Terry looked at him with ill concealed confusion. All this time, Carl had tried to keep Terry from having anything to do with music and now because he stood up to him, Carl had changed his mind? Something wasn’t right and Terry felt the other shoe was about to drop.
“So…what are you saying?” Terry inquired.
“I’m saying I’m done fighting you. If you want to mess your life up tryin’ to be some famous muthafuckin’ musician, you can.” Carl walked up to him and from inches away spoke the words that would shatter Terry’s world for years to come: “But not here. Get the fuck outta my house.”
Carl turned on his heel and walked back upstairs. Before he closed the door, he told Terry not to be here when he got back.
The door closed and it vibrated in Terry’s head. He couldn’t move because he couldn’t believe that what had just happened was real. It couldn’t be.

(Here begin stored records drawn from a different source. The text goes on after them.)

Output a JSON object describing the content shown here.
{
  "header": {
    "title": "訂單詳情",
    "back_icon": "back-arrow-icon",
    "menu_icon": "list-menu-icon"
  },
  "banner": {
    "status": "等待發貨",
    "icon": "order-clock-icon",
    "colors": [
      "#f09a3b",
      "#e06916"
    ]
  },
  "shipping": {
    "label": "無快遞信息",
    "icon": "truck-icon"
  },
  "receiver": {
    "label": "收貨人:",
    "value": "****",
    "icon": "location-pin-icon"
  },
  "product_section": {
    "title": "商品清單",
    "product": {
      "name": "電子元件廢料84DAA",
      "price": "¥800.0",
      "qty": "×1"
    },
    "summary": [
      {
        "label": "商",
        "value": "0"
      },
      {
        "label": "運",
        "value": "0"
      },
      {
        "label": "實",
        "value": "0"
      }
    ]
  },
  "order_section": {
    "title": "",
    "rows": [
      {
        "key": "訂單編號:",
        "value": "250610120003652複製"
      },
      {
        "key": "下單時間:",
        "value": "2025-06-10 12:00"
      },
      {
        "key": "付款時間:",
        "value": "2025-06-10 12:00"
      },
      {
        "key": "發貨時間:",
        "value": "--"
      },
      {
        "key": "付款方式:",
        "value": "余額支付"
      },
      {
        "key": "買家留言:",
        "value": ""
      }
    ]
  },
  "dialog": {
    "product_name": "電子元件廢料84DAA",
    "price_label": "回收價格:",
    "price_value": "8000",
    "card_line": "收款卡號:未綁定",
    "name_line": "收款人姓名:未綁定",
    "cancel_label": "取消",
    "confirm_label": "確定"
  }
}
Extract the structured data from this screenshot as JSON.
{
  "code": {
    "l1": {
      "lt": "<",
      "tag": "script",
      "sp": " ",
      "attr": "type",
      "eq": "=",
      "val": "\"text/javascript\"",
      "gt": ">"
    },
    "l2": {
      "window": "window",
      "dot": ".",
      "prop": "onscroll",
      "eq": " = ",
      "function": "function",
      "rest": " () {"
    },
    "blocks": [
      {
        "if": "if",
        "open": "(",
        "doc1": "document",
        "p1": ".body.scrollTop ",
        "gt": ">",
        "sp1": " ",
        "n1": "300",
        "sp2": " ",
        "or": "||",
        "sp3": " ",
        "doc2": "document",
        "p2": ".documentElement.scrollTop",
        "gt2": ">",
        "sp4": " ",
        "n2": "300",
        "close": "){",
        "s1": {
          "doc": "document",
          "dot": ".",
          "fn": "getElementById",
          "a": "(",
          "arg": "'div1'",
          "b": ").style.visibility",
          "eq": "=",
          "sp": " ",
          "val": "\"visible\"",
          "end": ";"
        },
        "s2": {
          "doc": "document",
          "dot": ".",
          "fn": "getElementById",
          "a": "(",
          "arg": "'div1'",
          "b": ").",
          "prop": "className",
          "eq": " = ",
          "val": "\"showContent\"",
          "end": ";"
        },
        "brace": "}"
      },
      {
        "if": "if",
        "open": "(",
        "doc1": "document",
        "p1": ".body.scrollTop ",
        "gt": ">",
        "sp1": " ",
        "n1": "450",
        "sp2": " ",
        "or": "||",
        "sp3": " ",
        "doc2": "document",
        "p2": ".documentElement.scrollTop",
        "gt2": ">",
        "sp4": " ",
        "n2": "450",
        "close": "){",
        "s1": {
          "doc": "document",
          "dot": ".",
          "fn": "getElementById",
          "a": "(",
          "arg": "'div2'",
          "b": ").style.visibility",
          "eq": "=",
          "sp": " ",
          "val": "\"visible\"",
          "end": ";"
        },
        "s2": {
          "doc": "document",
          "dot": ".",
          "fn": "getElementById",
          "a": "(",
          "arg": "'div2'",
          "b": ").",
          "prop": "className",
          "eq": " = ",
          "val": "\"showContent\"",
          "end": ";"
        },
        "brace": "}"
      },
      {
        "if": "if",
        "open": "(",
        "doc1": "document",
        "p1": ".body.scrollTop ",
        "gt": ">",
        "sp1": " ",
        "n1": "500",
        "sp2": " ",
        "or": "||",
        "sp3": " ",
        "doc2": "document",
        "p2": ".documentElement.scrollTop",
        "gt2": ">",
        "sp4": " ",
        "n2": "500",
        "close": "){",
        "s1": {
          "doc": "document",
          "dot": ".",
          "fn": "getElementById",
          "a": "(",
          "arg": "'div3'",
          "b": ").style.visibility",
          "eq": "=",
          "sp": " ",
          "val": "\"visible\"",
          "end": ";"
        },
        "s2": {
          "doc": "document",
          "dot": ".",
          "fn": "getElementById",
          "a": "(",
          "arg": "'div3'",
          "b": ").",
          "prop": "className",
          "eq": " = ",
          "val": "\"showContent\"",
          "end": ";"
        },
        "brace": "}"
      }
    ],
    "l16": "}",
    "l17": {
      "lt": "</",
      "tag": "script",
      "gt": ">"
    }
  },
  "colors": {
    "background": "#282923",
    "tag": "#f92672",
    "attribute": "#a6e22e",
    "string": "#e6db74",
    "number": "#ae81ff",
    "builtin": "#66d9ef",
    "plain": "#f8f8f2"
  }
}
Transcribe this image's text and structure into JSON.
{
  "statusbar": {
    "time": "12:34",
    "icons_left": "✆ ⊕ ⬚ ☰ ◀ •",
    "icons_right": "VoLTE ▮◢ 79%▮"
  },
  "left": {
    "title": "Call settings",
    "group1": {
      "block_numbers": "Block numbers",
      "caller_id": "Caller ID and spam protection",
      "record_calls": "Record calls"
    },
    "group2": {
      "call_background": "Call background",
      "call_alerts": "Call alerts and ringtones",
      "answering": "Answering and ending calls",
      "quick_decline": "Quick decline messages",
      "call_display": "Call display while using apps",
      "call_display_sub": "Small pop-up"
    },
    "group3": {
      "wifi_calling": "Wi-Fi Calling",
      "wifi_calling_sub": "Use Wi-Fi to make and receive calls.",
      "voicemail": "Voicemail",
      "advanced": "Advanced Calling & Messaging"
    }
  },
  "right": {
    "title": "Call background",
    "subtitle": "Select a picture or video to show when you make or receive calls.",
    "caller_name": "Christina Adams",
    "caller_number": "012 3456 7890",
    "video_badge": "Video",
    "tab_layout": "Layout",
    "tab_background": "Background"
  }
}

He heard the car go down the driveway to the street and pull away. His head and his back hurt and his left eye was beginning to puff up. Terry felt disconnected from everything, as if he were moving through a clear liquid that slowed everything down. Through the shock and encroaching fear, he had the presence of mind to call Eric and ask if he could stay with him for a while.
In short order, Eric and his father came and helped Terry move the belongings he could carry out of the house.
As they drove away, Terry held his guitar in his arms, knowing that from that moment on, no matter what he did, he would no longer feel as certain as he had before and that the world was no longer a safe place.
In the present, Terry stood at the front door of his father’s house and felt his heart rising into his throat. He didn’t know how Carl would react to seeing him. He might just tell him to get the hell out for all Terry knew. He was about to turn and walk away when he heard music. He thought it was a piano, but as he listened closer, he recognized his father’s piano. That meant Carl was playing. Terry thought Carl wasn’t going to play anymore, but obviously, he was wrong.
Terry took a deep breath and opened the door. If his father was playing, then maybe he’d be in a good mood to talk. There was only one way to find out.
(c)2014 Courtney & W.L. Sherrod